The answer must consist of every record, printed exactly as it stands.

*** Begin section ***

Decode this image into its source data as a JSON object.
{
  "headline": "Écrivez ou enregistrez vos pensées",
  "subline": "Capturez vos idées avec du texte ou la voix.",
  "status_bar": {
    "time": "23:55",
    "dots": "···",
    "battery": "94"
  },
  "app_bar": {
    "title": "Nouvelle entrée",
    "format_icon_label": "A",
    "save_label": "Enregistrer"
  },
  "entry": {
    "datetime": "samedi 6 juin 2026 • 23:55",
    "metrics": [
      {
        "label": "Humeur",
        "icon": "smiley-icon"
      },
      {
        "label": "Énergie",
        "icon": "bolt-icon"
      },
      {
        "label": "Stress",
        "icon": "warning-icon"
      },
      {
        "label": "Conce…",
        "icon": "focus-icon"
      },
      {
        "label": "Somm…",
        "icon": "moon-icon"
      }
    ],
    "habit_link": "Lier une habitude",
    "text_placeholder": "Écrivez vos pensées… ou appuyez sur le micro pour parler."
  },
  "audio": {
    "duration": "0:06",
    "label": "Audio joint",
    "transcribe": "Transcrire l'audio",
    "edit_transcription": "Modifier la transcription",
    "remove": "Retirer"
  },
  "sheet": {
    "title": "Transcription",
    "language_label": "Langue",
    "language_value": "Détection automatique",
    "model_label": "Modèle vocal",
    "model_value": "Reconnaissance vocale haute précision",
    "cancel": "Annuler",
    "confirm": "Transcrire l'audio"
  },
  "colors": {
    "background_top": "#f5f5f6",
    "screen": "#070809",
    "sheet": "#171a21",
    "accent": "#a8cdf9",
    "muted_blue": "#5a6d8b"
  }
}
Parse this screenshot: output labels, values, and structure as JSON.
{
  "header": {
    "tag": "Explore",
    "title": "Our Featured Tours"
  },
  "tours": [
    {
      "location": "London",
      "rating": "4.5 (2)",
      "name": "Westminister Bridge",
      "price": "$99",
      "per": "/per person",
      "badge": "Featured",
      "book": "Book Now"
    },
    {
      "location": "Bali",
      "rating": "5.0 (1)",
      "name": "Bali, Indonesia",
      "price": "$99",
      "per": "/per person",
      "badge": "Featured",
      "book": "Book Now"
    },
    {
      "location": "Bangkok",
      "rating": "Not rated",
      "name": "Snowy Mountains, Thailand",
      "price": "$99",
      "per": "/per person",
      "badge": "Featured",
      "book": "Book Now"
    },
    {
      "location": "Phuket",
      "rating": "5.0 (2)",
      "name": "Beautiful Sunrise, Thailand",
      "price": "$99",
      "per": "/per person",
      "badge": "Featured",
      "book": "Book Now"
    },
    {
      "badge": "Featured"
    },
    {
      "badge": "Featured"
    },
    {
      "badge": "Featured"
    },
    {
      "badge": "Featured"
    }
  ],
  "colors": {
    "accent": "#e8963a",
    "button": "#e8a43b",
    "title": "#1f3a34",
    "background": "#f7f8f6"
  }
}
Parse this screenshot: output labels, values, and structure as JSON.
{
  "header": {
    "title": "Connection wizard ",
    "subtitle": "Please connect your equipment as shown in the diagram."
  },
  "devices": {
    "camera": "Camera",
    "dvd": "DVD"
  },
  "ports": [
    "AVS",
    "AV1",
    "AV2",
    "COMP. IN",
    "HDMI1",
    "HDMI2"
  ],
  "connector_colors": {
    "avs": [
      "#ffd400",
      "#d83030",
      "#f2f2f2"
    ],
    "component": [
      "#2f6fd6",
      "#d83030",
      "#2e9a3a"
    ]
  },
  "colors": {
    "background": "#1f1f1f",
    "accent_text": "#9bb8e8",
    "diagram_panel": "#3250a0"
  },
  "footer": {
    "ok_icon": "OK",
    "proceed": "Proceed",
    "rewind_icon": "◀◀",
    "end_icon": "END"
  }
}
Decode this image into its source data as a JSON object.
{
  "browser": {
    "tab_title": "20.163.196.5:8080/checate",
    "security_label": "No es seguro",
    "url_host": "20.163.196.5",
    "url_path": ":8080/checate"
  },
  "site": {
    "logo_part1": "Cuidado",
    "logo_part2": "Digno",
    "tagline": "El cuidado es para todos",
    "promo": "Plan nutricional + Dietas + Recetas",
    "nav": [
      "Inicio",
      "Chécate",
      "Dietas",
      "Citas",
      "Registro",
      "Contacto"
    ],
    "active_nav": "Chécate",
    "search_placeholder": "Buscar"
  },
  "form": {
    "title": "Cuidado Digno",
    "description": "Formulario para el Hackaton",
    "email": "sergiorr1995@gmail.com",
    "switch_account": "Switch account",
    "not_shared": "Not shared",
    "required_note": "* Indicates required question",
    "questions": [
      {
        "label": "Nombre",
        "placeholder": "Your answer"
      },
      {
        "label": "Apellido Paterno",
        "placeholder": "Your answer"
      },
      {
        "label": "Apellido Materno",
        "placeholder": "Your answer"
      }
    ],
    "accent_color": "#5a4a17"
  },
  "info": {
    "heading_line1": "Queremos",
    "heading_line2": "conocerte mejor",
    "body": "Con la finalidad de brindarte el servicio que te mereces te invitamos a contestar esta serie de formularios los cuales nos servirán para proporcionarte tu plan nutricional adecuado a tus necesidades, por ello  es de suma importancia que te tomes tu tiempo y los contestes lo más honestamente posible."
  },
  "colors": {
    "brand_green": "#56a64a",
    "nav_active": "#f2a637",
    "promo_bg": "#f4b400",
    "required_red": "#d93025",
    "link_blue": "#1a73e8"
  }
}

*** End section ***

## Task solution
Decode this image into its source data as a JSON object.
{
  "headline": "Écrivez ou enregistrez vos pensées",
  "subline": "Capturez vos idées avec du texte ou la voix.",
  "status_bar": {
    "time": "23:55",
    "dots": "···",
    "battery": "94"
  },
  "app_bar": {
    "title": "Nouvelle entrée",
    "format_icon_label": "A",
    "save_label": "Enregistrer"
  },
  "entry": {
    "datetime": "samedi 6 juin 2026 • 23:55",
    "metrics": [
      {
        "label": "Humeur",
        "icon": "smiley-icon"
      },
      {
        "label": "Énergie",
        "icon": "bolt-icon"
      },
      {
        "label": "Stress",
        "icon": "warning-icon"
      },
      {
        "label": "Conce…",
        "icon": "focus-icon"
      },
      {
        "label": "Somm…",
        "icon": "moon-icon"
      }
    ],
    "habit_link": "Lier une habitude",
    "text_placeholder": "Écrivez vos pensées… ou appuyez sur le micro pour parler."
  },
  "audio": {
    "duration": "0:06",
    "label": "Audio joint",
    "transcribe": "Transcrire l'audio",
    "edit_transcription": "Modifier la transcription",
    "remove": "Retirer"
  },
  "sheet": {
    "title": "Transcription",
    "language_label": "Langue",
    "language_value": "Détection automatique",
    "model_label": "Modèle vocal",
    "model_value": "Reconnaissance vocale haute précision",
    "cancel": "Annuler",
    "confirm": "Transcrire l'audio"
  },
  "colors": {
    "background_top": "#f5f5f6",
    "screen": "#070809",
    "sheet": "#171a21",
    "accent": "#a8cdf9",
    "muted_blue": "#5a6d8b"
  }
}
Parse this screenshot: output labels, values, and structure as JSON.
{
  "header": {
    "tag": "Explore",
    "title": "Our Featured Tours"
  },
  "tours": [
    {
      "location": "London",
      "rating": "4.5 (2)",
      "name": "Westminister Bridge",
      "price": "$99",
      "per": "/per person",
      "badge": "Featured",
      "book": "Book Now"
    },
    {
      "location": "Bali",
      "rating": "5.0 (1)",
      "name": "Bali, Indonesia",
      "price": "$99",
      "per": "/per person",
      "badge": "Featured",
      "book": "Book Now"
    },
    {
      "location": "Bangkok",
      "rating": "Not rated",
      "name": "Snowy Mountains, Thailand",
      "price": "$99",
      "per": "/per person",
      "badge": "Featured",
      "book": "Book Now"
    },
    {
      "location": "Phuket",
      "rating": "5.0 (2)",
      "name": "Beautiful Sunrise, Thailand",
      "price": "$99",
      "per": "/per person",
      "badge": "Featured",
      "book": "Book Now"
    },
    {
      "badge": "Featured"
    },
    {
      "badge": "Featured"
    },
    {
      "badge": "Featured"
    },
    {
      "badge": "Featured"
    }
  ],
  "colors": {
    "accent": "#e8963a",
    "button": "#e8a43b",
    "title": "#1f3a34",
    "background": "#f7f8f6"
  }
}
Parse this screenshot: output labels, values, and structure as JSON.
{
  "header": {
    "title": "Connection wizard ",
    "subtitle": "Please connect your equipment as shown in the diagram."
  },
  "devices": {
    "camera": "Camera",
    "dvd": "DVD"
  },
  "ports": [
    "AVS",
    "AV1",
    "AV2",
    "COMP. IN",
    "HDMI1",
    "HDMI2"
  ],
  "connector_colors": {
    "avs": [
      "#ffd400",
      "#d83030",
      "#f2f2f2"
    ],
    "component": [
      "#2f6fd6",
      "#d83030",
      "#2e9a3a"
    ]
  },
  "colors": {
    "background": "#1f1f1f",
    "accent_text": "#9bb8e8",
    "diagram_panel": "#3250a0"
  },
  "footer": {
    "ok_icon": "OK",
    "proceed": "Proceed",
    "rewind_icon": "◀◀",
    "end_icon": "END"
  }
}
Decode this image into its source data as a JSON object.
{
  "browser": {
    "tab_title": "20.163.196.5:8080/checate",
    "security_label": "No es seguro",
    "url_host": "20.163.196.5",
    "url_path": ":8080/checate"
  },
  "site": {
    "logo_part1": "Cuidado",
    "logo_part2": "Digno",
    "tagline": "El cuidado es para todos",
    "promo": "Plan nutricional + Dietas + Recetas",
    "nav": [
      "Inicio",
      "Chécate",
      "Dietas",
      "Citas",
      "Registro",
      "Contacto"
    ],
    "active_nav": "Chécate",
    "search_placeholder": "Buscar"
  },
  "form": {
    "title": "Cuidado Digno",
    "description": "Formulario para el Hackaton",
    "email": "sergiorr1995@gmail.com",
    "switch_account": "Switch account",
    "not_shared": "Not shared",
    "required_note": "* Indicates required question",
    "questions": [
      {
        "label": "Nombre",
        "placeholder": "Your answer"
      },
      {
        "label": "Apellido Paterno",
        "placeholder": "Your answer"
      },
      {
        "label": "Apellido Materno",
        "placeholder": "Your answer"
      }
    ],
    "accent_color": "#5a4a17"
  },
  "info": {
    "heading_line1": "Queremos",
    "heading_line2": "conocerte mejor",
    "body": "Con la finalidad de brindarte el servicio que te mereces te invitamos a contestar esta serie de formularios los cuales nos servirán para proporcionarte tu plan nutricional adecuado a tus necesidades, por ello  es de suma importancia que te tomes tu tiempo y los contestes lo más honestamente posible."
  },
  "colors": {
    "brand_green": "#56a64a",
    "nav_active": "#f2a637",
    "promo_bg": "#f4b400",
    "required_red": "#d93025",
    "link_blue": "#1a73e8"
  }
}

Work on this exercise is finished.